| Provided records |
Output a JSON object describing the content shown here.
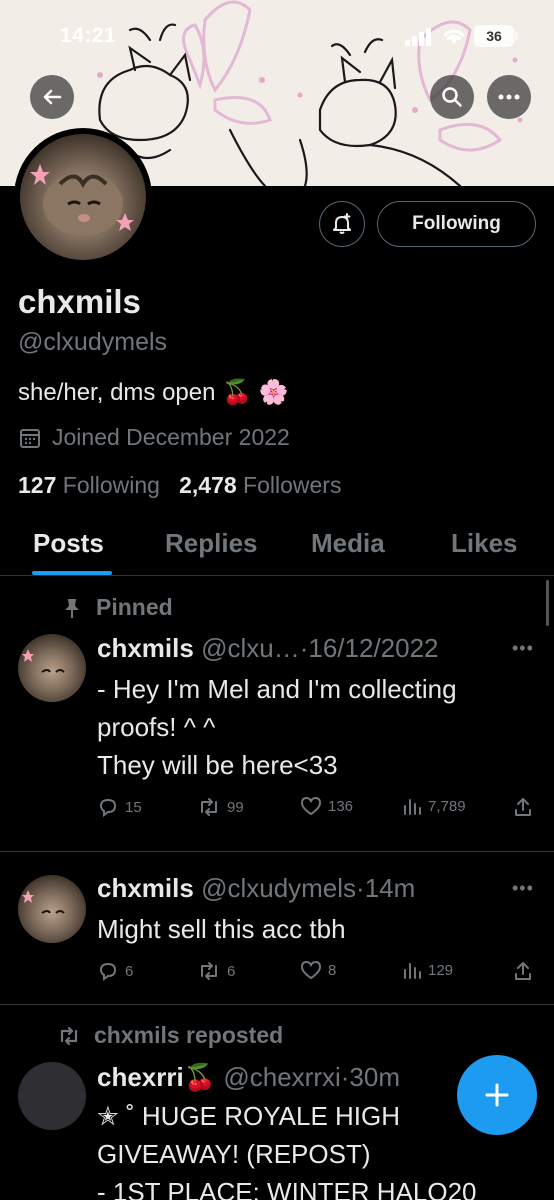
{
  "status_bar": {
    "time": "14:21",
    "battery": "36"
  },
  "header": {
    "back_icon": "arrow-left-icon",
    "search_icon": "search-icon",
    "more_icon": "more-horizontal-icon"
  },
  "profile": {
    "display_name": "chxmils",
    "handle": "@clxudymels",
    "bio": "she/her, dms open 🍒 🌸",
    "joined": "Joined December 2022",
    "following_count": "127",
    "following_label": "Following",
    "followers_count": "2,478",
    "followers_label": "Followers",
    "follow_button": "Following"
  },
  "tabs": [
    {
      "label": "Posts",
      "active": true
    },
    {
      "label": "Replies",
      "active": false
    },
    {
      "label": "Media",
      "active": false
    },
    {
      "label": "Likes",
      "active": false
    }
  ],
  "posts": [
    {
      "pinned_label": "Pinned",
      "name": "chxmils",
      "handle": "@clxu…",
      "time": "16/12/2022",
      "text": "- Hey I'm Mel and I'm collecting proofs! ^ ^\nThey will be here<33",
      "replies": "15",
      "reposts": "99",
      "likes": "136",
      "views": "7,789"
    },
    {
      "name": "chxmils",
      "handle": "@clxudymels",
      "time": "14m",
      "text": "Might sell this acc tbh",
      "replies": "6",
      "reposts": "6",
      "likes": "8",
      "views": "129"
    },
    {
      "reposted_label": "chxmils reposted",
      "name": "chexrri🍒",
      "handle": "@chexrrxi",
      "time": "30m",
      "text": "✭ ˚ HUGE ROYALE HIGH GIVEAWAY! (REPOST)\n - 1ST PLACE: WINTER HALO20"
    }
  ],
  "colors": {
    "accent": "#1d9bf0",
    "muted": "#71767b",
    "text": "#e7e9ea",
    "divider": "#2f3336"
  }
}
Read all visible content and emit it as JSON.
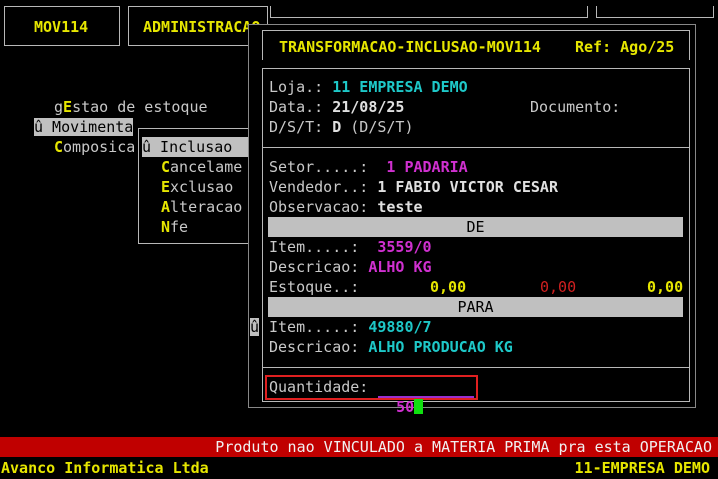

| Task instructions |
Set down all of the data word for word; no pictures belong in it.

| Task solution |
Output a JSON object describing the content shown here.
{
  "status_bar": {
    "time": "14:21",
    "battery": "36"
  },
  "header": {
    "back_icon": "arrow-left-icon",
    "search_icon": "search-icon",
    "more_icon": "more-horizontal-icon"
  },
  "profile": {
    "display_name": "chxmils",
    "handle": "@clxudymels",
    "bio": "she/her, dms open 🍒 🌸",
    "joined": "Joined December 2022",
    "following_count": "127",
    "following_label": "Following",
    "followers_count": "2,478",
    "followers_label": "Followers",
    "follow_button": "Following"
  },
  "tabs": [
    {
      "label": "Posts",
      "active": true
    },
    {
      "label": "Replies",
      "active": false
    },
    {
      "label": "Media",
      "active": false
    },
    {
      "label": "Likes",
      "active": false
    }
  ],
  "posts": [
    {
      "pinned_label": "Pinned",
      "name": "chxmils",
      "handle": "@clxu…",
      "time": "16/12/2022",
      "text": "- Hey I'm Mel and I'm collecting proofs! ^ ^\nThey will be here<33",
      "replies": "15",
      "reposts": "99",
      "likes": "136",
      "views": "7,789"
    },
    {
      "name": "chxmils",
      "handle": "@clxudymels",
      "time": "14m",
      "text": "Might sell this acc tbh",
      "replies": "6",
      "reposts": "6",
      "likes": "8",
      "views": "129"
    },
    {
      "reposted_label": "chxmils reposted",
      "name": "chexrri🍒",
      "handle": "@chexrrxi",
      "time": "30m",
      "text": "✭ ˚ HUGE ROYALE HIGH GIVEAWAY! (REPOST)\n - 1ST PLACE: WINTER HALO20"
    }
  ],
  "colors": {
    "accent": "#1d9bf0",
    "muted": "#71767b",
    "text": "#e7e9ea",
    "divider": "#2f3336"
  }
}
Read all visible content and emit it as JSON.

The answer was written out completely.